The regional governments "want the most competitive centers of science and technology, but they know that the universities won't spend the money optimally, so they set up para-university institutions," says Antonio Rodríguez Artalejo, a professor of pharmacology at Madrid's Complutense. "This is a positive development, but it means giving up on changing the universities."

Critics of endogamia say Spain cannot afford to give up. They note that not a single Spanish institution ranks among top 100 world universities, and that only three rank even among the 100 best in Europe, in sharp contrast with more dynamic sectors of Spanish society.

"Universities are an anomaly in Spain," says Eduardo Costas Costas, a professor of genetics and animal science at the Complutense. "Business has changed, the military has changed. ... Our banks compete with the United States.
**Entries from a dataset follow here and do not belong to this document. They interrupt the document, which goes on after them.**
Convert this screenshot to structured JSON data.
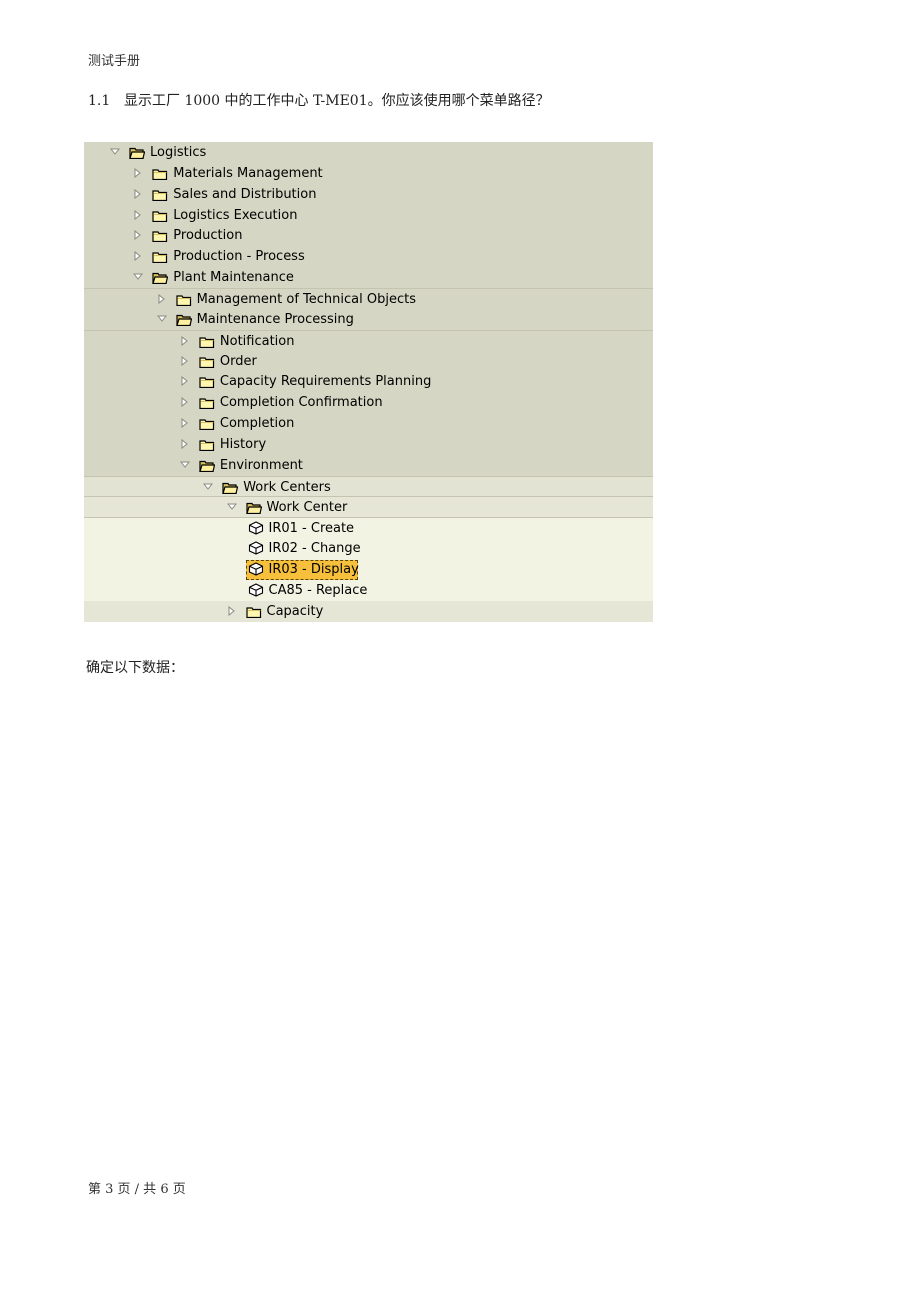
{
  "header": {
    "title": "测试手册"
  },
  "question": {
    "number": "1.1",
    "text": "显示工厂 1000 中的工作中心 T-ME01。你应该使用哪个菜单路径？"
  },
  "tree": {
    "nodes": [
      {
        "label": "Logistics",
        "level": 0,
        "type": "folder",
        "expanded": true
      },
      {
        "label": "Materials Management",
        "level": 1,
        "type": "folder",
        "expanded": false
      },
      {
        "label": "Sales and Distribution",
        "level": 1,
        "type": "folder",
        "expanded": false
      },
      {
        "label": "Logistics Execution",
        "level": 1,
        "type": "folder",
        "expanded": false
      },
      {
        "label": "Production",
        "level": 1,
        "type": "folder",
        "expanded": false
      },
      {
        "label": "Production - Process",
        "level": 1,
        "type": "folder",
        "expanded": false
      },
      {
        "label": "Plant Maintenance",
        "level": 1,
        "type": "folder",
        "expanded": true
      },
      {
        "label": "Management of Technical Objects",
        "level": 2,
        "type": "folder",
        "expanded": false
      },
      {
        "label": "Maintenance Processing",
        "level": 2,
        "type": "folder",
        "expanded": true
      },
      {
        "label": "Notification",
        "level": 3,
        "type": "folder",
        "expanded": false
      },
      {
        "label": "Order",
        "level": 3,
        "type": "folder",
        "expanded": false
      },
      {
        "label": "Capacity Requirements Planning",
        "level": 3,
        "type": "folder",
        "expanded": false
      },
      {
        "label": "Completion Confirmation",
        "level": 3,
        "type": "folder",
        "expanded": false
      },
      {
        "label": "Completion",
        "level": 3,
        "type": "folder",
        "expanded": false
      },
      {
        "label": "History",
        "level": 3,
        "type": "folder",
        "expanded": false
      },
      {
        "label": "Environment",
        "level": 3,
        "type": "folder",
        "expanded": true
      },
      {
        "label": "Work Centers",
        "level": 4,
        "type": "folder",
        "expanded": true
      },
      {
        "label": "Work Center",
        "level": 5,
        "type": "folder",
        "expanded": true
      },
      {
        "label": "IR01 - Create",
        "level": 6,
        "type": "transaction"
      },
      {
        "label": "IR02 - Change",
        "level": 6,
        "type": "transaction"
      },
      {
        "label": "IR03 - Display",
        "level": 6,
        "type": "transaction",
        "selected": true
      },
      {
        "label": "CA85 - Replace",
        "level": 6,
        "type": "transaction"
      },
      {
        "label": "Capacity",
        "level": 5,
        "type": "folder",
        "expanded": false
      }
    ]
  },
  "prompt": {
    "text": "确定以下数据："
  },
  "footer": {
    "page_text": "第 3 页  /  共 6 页"
  },
  "colors": {
    "tree_bg": "#d6d6c4",
    "selected_bg": "#f6bf3c",
    "folder_yellow": "#fff2a0"
  }
}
And our scientists are talented. But the structures they work in are not competitive."

4 comentarios:

Anónimo dijo...

Pues se confunden. Eso no pasa aquí. Y si pasara nos daría igual. Somos potencia mundial en nominaciones a los Oscar, en baloncesto, en tenis, en fórmula uno, en motociclismo, en fúbol, en desarrollo urbanístico y económico, en incultura popular, etc.

IuRiSPRuDeNT dijo...

PD: an arduous work of investigation has discovered the RH - of the university Spanish teacher

IuRiSPRuDeNT dijo...

Kit Kat: ministra Salgado recomienda comer chocolate con moderación por su alto valor nutritivo

Anónimo dijo...

Toño, tradúcelo al "españó", que si no muchos de nuestros colegas no van a entender nada de lo que dice el articulista. Pero miente, que lo sepas.